Lenin has up long sections of a description of the detention when returning from an awards ceremony of those involved in a film about the internment of three British residents, later released without charge, in Guantanamo Bay. It illustrates excellently the dangers of unaccountable power: veiled and not so veiled threats made out of the sight of the public, and so impossible to check. The simple fact of the possession of these powers of secrecy, of stealth, of disguise is itself revealing. In James Wood's excellent piece on a new translation of the Pentateuch - the scathing with which he treats the insipid modern versions alone is wonderful - he discusses the description of Joseph receiving his brothers in his capacity as Pharaoh's right hand man, and twice leaving to weep before breaking down in front of them and revealing his 'true' identity.
"[T]he laconic report of Joseph’s response to his brothers works by starving us of information...Three times he weeps, twice turning away from them and a third time openly. The first time, ‘he turned himself about from them, and wept.’ The second time is more agitated: ‘And Joseph made haste; for his bowels did yearn upon his brother: and he sought where to weep; and he entered into his chamber, and wept there.’ Finally, after various ruses, he can stand it no longer, and asks his servants to leave him alone while he ‘made himself known unto his brethren. And he wept aloud: and the Egyptians and the house of Pharaoh heard.’ The beauty is that the final episode, the apparent climax, is as terse as the first: secret weeping is no different in this account from public weeping, and revelation is as hidden as disguise... And note, too, how our desire to witness this open crying, to bathe in authorial emotion, is reticently, and very movingly, transferred to another, less involved audience: ‘and the Egyptians and the house of Pharaoh heard.’"

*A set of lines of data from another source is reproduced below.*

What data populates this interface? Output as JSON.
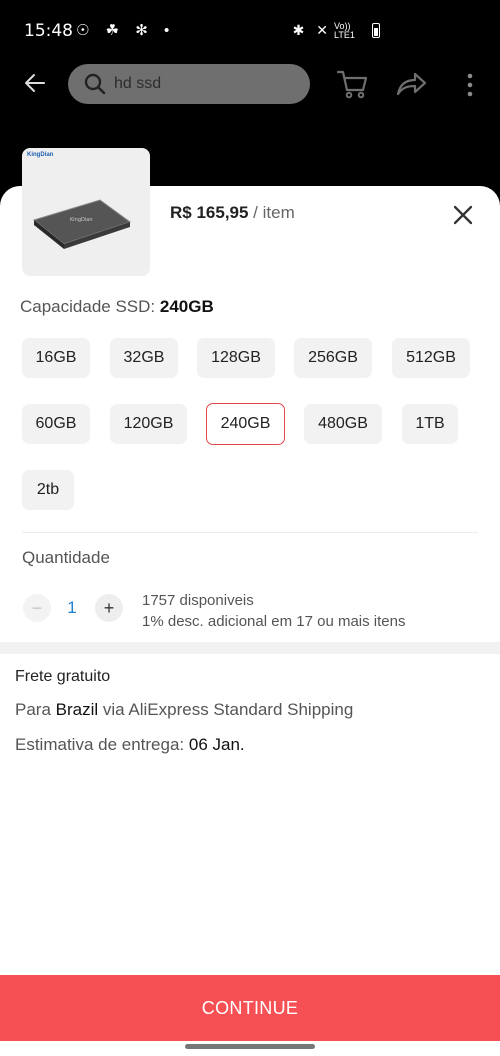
{
  "status_bar": {
    "time": "15:48",
    "left_icons": "☉ ☘ ✻ •",
    "right_icons": "✱ ✕",
    "network_label": "Vo)) LTE1"
  },
  "search": {
    "placeholder": "hd ssd"
  },
  "product": {
    "thumb_brand": "KingDian",
    "price": "R$ 165,95",
    "price_unit": " / item"
  },
  "capacity": {
    "label": "Capacidade SSD: ",
    "selected": "240GB",
    "options": [
      "16GB",
      "32GB",
      "128GB",
      "256GB",
      "512GB",
      "60GB",
      "120GB",
      "240GB",
      "480GB",
      "1TB",
      "2tb"
    ]
  },
  "quantity": {
    "title": "Quantidade",
    "minus": "−",
    "value": "1",
    "plus": "+",
    "available": "1757 disponiveis",
    "discount": "1% desc. adicional em 17 ou mais itens"
  },
  "shipping": {
    "free": "Frete gratuito",
    "to_prefix": "Para ",
    "country": "Brazil",
    "via": " via AliExpress Standard Shipping",
    "delivery_prefix": "Estimativa de entrega: ",
    "delivery_date": "06 Jan."
  },
  "continue_label": "CONTINUE"
}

One wonders what Joseph's brothers thought of this great magnate turning from them, fleeing in a panic from them. When Wood says that "secret weeping is no different in this account from public weeping, and revelation is as hidden as disguise", the equivalence of course implies that to disguise something does not necessarily hide any more than to reveal it. The choice to hide something implies that it is shameful, not to be seen publicly. When officers of the state, whose power is for the public good, choose to hide something, it therefore implies they are perhaps not working towards the goals they ought, since there are few other grounds for concealing their actions from those for whose betterment they work.